Cash flow. Do those words strike fear into your heart?
First and foremost, you must believe that everything will all come together with your business. There will be down periods, but they won’t stay that way as long as you remain focused on your Big Picture Vision. The cash flow will funnel in if you follow one or more of these eight tips.
- GET A CREDIT LINE
At first this may seem counter-intuitive: Borrow money when you don’t need it. It’s a lot easier to get a loan when you’re not in a desperate situation. Having the cash to draw from during a slow period takes off a ton of pressure. You’ll pay it back once you are busy again. Debt is not a bad thing when you’re using it to grow.
- GET YOUR CUSTOMERS TO BUY FROM YOU MORE OFTEN
On average, existing clients account for 41% of small business income. They are apt to spend five times more than new clients because the relationship already exists. They trust you and know what you can do. Many customers love the idea of a “one-stop shop” where they can have all of their needs provided by one vendor. Wherever possible, upsell additional products to your customer base and become that one-stop shop.
- THE PRODUCT PYRAMID
The Product Pyramid is a multi-tiered approach to bringing in customers at every level. Presently, you may be hitting on only one or two levels—but you have the potential to establish relationships with customers in every single one of them. For example, if you manufacture run-of-the-mill coffee makers for $79, you could also produce machines at every tier for every level of connoisseur—all the way up to the garish $2,999 model.
A great way to expand a business without stretching yourself too thin is through licensing. Some business owners feel that licensing their brands, products, or services is the equivalent of giving away their children—but it’s not. If anything, it’s a less taxing way to make more children (i.e., products, services, etc.) without having to do any of the work. Once an agreement is done, licensing becomes a bookkeeping function that brings in regular income.

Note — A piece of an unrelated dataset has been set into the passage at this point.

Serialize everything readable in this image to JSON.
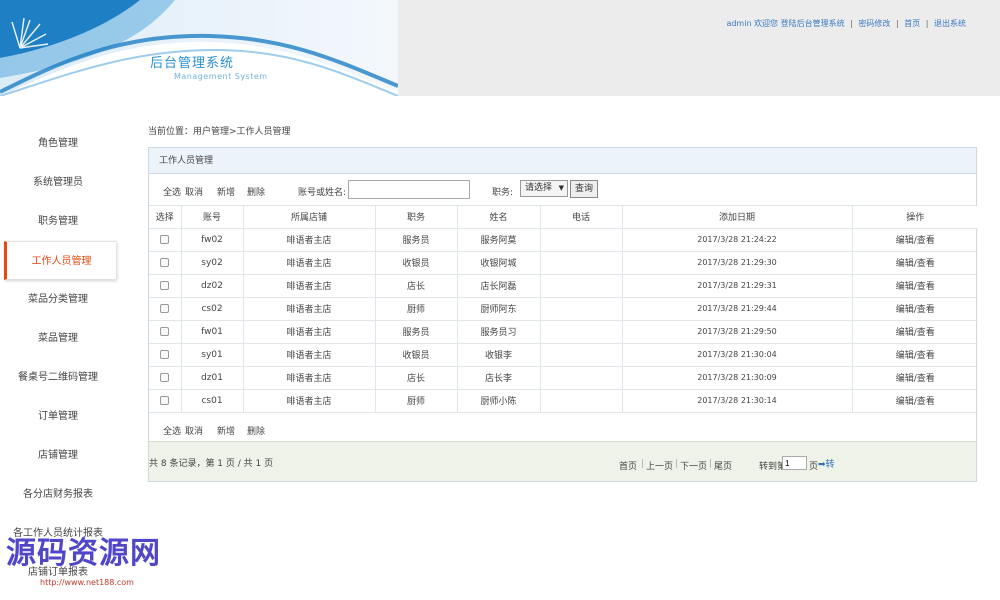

Retainers are an excellent way to generate recurring revenue. Think about what you might be able to provide to your clients on a regular (i.e., monthly) basis. Rather than getting paid per project or by the hour, you are receiving a standard payment every month ($2,500, $5,000, etc.). It could be in the form of a marketing retainer, a public relations retainer, a consulting retainer, etc.
Once you have your business model down, you can sell your concept, systems, and marketing to others to create franchises. All you need to do in this case is develop a “business-in-a-box” that franchisees can step into and run and then help them find prime locations.
- CERTIFICATION PROGRAMS
Perhaps your business lends itself to creating a certification program. If you and your team have expertise in an area, you can build a program that trains others to become experts as well. This is a terrific way to scale because you are getting people to sign up for a number of sessions so they may fulfill the certification obligation, which means consistent cash flow with people paying up front.
- CONSIDER RAISING YOUR PRICES
While I’m an advocate of promotional discounts and other marketing incentives, I am opposed to pricing models that undervalue your products and services. Some business owners are afraid that customers won’t buy from them unless they are priced lower than their competitors. The truth is, you may get a customer through a lower price offering—but you won’t keep a customer this way. You want to attract customers who truly value what you offer. If you drop your prices too low, you are projecting to the marketplace that you don’t believe that your product is worth that much.
While scaling your business business, always monitor cash flow and prepare for inclement weather. But never allow low ebbs in cash flow to dictate decisions that will impact the long-term success of your Big Picture Vision.